_Task objective:_ Please return all lines from the records below that include the string "theme".

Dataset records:
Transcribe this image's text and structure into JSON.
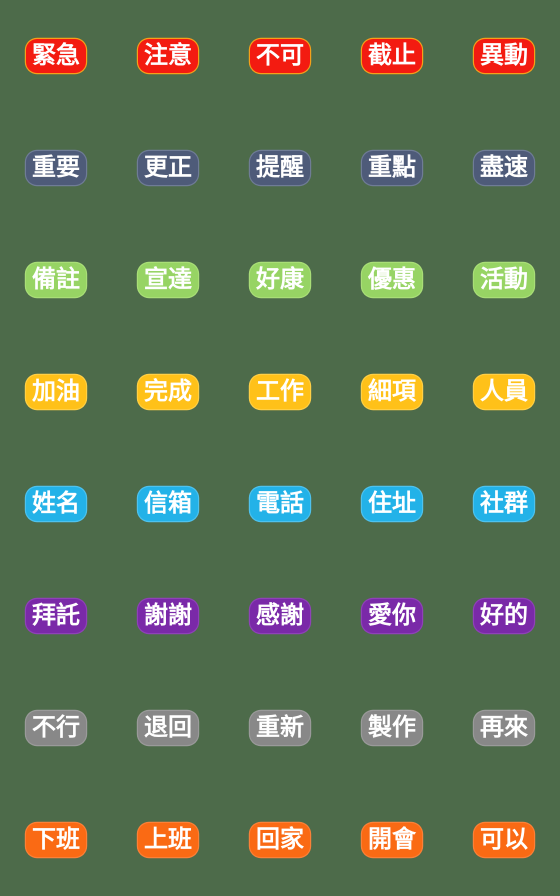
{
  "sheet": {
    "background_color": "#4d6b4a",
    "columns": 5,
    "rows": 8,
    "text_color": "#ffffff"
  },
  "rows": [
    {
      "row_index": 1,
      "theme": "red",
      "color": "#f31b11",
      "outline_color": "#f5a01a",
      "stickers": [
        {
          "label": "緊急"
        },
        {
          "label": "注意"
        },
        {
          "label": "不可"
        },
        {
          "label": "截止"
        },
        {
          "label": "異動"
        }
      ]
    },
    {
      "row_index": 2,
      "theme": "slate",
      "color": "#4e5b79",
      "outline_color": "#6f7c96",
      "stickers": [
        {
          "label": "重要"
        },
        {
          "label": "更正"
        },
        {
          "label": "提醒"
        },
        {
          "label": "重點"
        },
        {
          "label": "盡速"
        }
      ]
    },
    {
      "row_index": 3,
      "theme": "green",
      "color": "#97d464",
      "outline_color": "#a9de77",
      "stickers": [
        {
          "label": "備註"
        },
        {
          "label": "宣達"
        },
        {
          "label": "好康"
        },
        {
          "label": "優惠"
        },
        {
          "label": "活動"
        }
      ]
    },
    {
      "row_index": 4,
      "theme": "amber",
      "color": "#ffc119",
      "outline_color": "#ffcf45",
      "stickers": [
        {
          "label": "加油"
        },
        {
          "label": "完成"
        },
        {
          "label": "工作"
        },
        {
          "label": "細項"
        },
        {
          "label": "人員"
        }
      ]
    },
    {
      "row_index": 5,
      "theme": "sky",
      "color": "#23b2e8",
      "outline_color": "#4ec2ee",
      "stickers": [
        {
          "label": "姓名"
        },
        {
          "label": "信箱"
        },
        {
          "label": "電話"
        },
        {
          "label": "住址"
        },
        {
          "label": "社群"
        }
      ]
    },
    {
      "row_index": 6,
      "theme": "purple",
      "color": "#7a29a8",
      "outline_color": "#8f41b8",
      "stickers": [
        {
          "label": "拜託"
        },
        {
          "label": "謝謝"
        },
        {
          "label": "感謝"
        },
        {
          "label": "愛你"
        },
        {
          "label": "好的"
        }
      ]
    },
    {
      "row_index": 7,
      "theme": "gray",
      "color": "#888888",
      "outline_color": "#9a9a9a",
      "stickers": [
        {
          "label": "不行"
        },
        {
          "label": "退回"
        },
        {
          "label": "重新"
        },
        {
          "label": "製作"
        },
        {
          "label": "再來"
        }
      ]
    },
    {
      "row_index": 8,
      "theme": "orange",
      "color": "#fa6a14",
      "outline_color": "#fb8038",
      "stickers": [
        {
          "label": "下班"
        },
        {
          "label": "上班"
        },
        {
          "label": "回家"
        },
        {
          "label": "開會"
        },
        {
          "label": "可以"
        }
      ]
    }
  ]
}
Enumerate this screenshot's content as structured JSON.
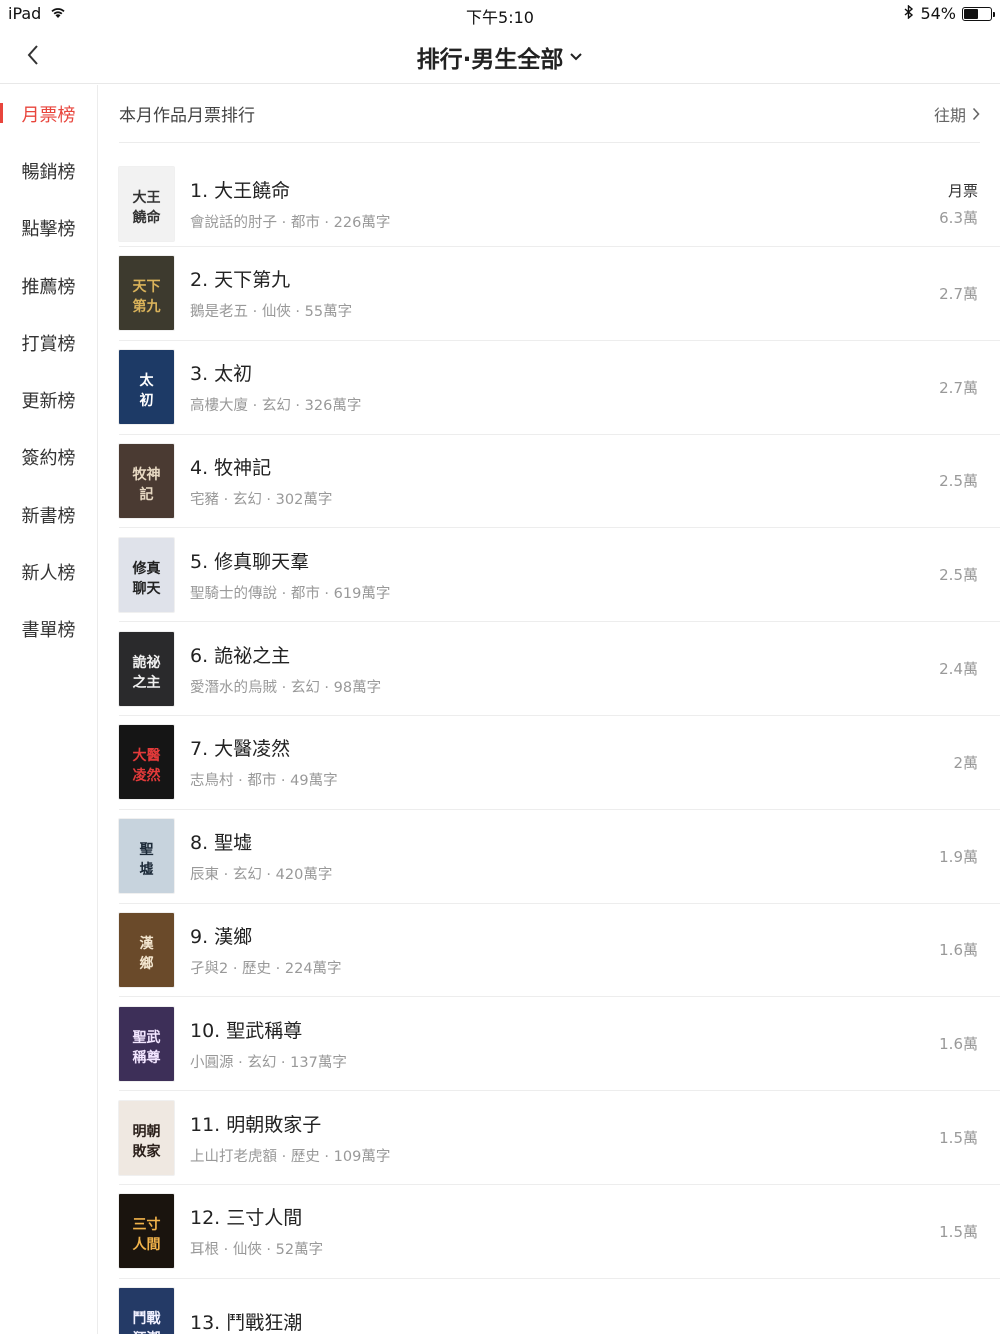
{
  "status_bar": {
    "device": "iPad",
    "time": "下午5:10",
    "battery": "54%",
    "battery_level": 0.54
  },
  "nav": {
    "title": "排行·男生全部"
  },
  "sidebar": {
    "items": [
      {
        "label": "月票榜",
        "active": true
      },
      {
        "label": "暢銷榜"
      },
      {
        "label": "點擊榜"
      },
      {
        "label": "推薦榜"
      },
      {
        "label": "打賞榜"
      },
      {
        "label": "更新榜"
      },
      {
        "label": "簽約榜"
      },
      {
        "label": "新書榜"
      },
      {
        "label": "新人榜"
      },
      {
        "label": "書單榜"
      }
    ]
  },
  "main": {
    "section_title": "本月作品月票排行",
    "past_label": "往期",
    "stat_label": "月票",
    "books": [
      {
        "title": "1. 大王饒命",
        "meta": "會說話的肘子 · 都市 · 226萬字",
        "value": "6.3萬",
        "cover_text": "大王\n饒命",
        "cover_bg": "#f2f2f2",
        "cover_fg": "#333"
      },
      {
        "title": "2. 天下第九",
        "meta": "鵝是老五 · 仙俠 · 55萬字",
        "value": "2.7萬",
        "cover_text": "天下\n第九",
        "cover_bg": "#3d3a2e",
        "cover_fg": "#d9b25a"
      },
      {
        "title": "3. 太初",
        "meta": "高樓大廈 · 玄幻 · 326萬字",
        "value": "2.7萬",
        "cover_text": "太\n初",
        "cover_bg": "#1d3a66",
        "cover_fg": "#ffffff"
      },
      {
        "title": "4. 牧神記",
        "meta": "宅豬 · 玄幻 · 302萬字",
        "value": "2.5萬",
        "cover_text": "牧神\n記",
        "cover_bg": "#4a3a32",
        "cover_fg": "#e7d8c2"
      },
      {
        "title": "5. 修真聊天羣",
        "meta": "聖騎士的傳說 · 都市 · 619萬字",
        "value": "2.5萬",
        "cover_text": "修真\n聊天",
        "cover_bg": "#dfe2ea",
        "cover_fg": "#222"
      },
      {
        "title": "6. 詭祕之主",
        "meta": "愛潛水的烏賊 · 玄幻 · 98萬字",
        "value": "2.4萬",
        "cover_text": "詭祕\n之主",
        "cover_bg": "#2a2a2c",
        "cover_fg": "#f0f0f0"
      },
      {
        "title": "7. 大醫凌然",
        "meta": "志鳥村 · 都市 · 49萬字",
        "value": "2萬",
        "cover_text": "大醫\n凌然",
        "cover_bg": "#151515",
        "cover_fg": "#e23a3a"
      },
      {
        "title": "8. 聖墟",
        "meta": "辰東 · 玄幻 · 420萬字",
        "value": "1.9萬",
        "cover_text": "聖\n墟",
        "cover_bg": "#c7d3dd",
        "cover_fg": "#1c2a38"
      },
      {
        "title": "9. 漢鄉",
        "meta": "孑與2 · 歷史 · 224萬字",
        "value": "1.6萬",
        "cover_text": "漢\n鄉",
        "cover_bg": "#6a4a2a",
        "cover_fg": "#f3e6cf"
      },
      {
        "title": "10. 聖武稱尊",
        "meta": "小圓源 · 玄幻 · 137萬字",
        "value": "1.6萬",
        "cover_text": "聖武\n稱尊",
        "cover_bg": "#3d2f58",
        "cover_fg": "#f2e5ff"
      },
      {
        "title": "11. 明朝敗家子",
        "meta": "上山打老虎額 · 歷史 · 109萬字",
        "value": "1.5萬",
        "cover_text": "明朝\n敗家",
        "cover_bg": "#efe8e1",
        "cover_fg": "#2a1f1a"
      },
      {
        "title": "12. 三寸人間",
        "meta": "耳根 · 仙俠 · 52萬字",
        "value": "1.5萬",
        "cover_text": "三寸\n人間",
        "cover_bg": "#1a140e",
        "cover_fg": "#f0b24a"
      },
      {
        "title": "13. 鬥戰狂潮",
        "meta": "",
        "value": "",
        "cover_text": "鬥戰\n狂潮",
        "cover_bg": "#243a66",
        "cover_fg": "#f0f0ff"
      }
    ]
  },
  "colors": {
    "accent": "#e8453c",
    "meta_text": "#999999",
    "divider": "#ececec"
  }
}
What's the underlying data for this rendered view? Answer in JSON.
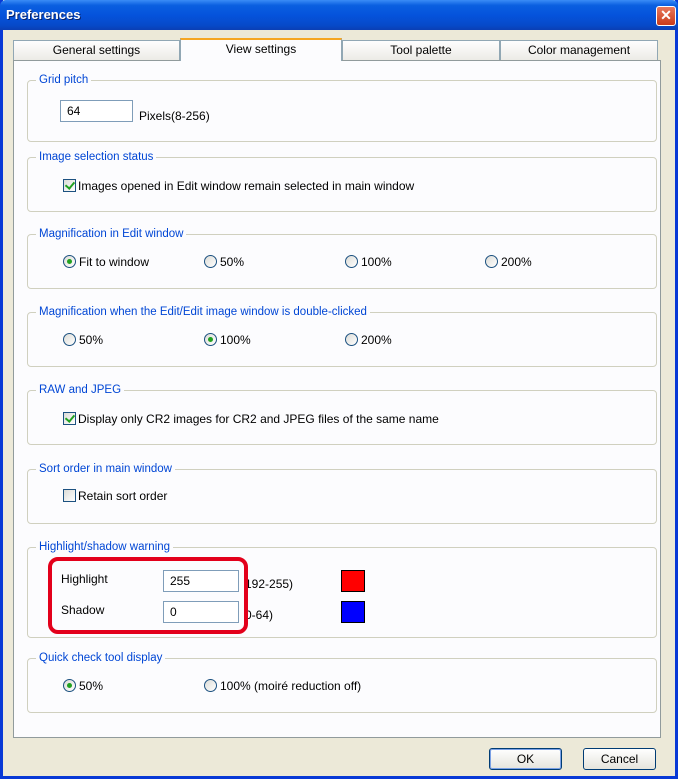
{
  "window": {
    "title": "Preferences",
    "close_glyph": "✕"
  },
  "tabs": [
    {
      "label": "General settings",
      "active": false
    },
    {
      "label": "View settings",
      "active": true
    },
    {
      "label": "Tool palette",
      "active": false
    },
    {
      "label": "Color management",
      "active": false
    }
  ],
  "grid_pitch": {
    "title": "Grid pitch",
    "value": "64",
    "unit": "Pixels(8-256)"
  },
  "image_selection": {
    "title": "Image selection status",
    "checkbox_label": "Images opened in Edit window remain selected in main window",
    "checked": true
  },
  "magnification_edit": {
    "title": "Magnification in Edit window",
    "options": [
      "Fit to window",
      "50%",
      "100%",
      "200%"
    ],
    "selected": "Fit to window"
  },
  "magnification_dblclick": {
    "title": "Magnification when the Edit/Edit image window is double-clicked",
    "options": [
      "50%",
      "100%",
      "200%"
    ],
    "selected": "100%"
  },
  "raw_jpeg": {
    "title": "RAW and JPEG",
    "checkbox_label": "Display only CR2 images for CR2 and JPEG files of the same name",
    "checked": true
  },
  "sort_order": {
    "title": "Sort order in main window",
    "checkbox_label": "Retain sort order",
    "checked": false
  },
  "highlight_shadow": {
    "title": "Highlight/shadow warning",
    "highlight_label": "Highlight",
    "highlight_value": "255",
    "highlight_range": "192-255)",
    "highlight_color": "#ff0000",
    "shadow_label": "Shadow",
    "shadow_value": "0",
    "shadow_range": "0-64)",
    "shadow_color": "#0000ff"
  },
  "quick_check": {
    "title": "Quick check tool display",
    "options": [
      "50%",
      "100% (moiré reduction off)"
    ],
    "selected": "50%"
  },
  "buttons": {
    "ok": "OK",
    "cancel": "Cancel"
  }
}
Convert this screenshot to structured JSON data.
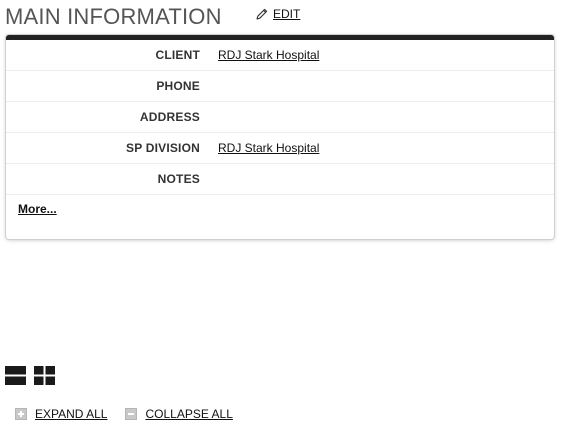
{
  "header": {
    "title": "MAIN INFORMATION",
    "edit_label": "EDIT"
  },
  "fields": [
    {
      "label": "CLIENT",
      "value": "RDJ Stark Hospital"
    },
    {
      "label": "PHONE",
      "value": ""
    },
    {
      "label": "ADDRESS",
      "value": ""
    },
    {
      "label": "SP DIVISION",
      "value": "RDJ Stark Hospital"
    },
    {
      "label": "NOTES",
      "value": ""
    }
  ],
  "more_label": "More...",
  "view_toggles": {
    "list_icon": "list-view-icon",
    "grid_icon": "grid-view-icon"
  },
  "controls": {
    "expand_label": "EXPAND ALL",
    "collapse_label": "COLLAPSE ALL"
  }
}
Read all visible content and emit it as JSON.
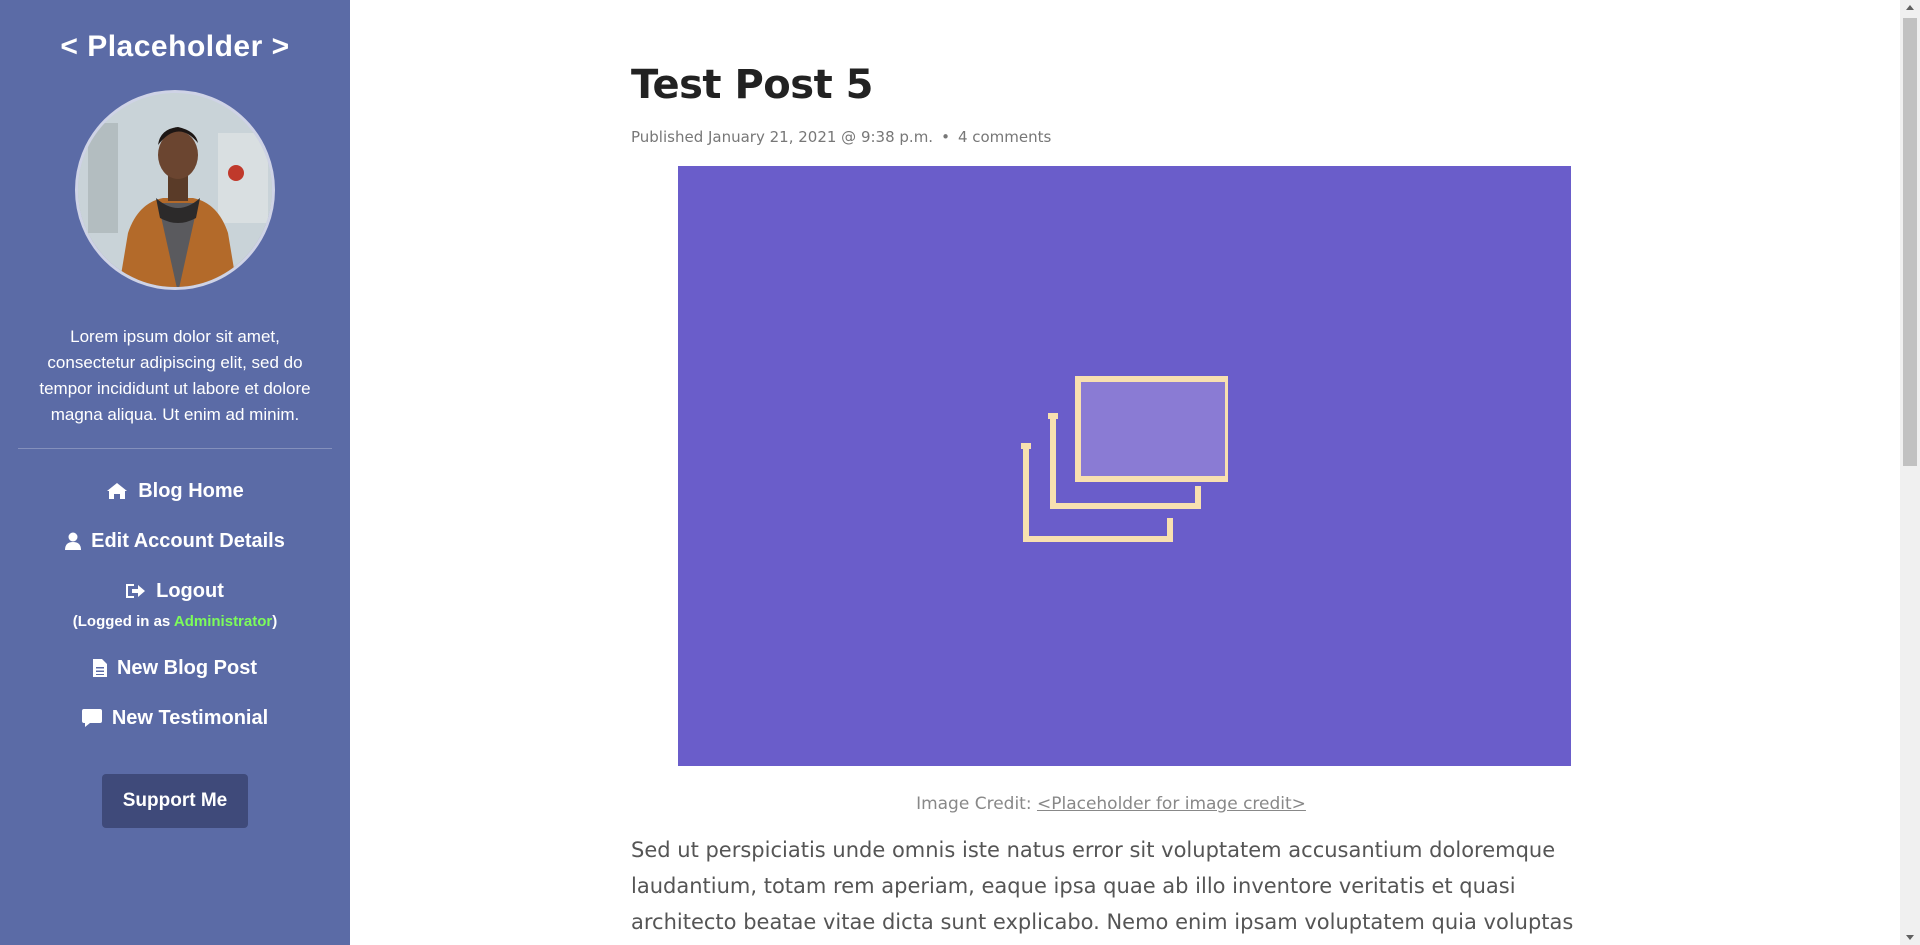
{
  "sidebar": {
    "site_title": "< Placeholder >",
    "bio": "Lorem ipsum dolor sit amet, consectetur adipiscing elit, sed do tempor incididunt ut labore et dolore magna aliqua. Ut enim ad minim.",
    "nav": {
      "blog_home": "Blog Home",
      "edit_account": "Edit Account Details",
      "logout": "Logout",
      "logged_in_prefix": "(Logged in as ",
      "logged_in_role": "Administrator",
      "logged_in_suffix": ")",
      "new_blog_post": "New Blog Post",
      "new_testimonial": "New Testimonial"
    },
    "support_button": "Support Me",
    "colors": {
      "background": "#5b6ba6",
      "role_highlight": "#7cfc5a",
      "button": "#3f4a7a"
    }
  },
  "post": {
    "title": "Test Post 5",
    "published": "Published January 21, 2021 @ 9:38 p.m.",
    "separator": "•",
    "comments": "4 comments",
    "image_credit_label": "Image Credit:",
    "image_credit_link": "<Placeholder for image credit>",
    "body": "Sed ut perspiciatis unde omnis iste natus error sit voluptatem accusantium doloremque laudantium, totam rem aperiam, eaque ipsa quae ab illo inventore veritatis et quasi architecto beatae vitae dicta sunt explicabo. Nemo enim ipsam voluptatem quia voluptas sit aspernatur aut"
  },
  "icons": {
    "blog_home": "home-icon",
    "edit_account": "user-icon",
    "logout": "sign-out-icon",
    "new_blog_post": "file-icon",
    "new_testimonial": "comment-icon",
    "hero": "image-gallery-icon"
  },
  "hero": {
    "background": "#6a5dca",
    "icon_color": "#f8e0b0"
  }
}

_Result of the exercise:_
      "theme": "red",
      "theme": "slate",
      "theme": "green",
      "theme": "amber",
      "theme": "sky",
      "theme": "purple",
      "theme": "gray",
      "theme": "orange",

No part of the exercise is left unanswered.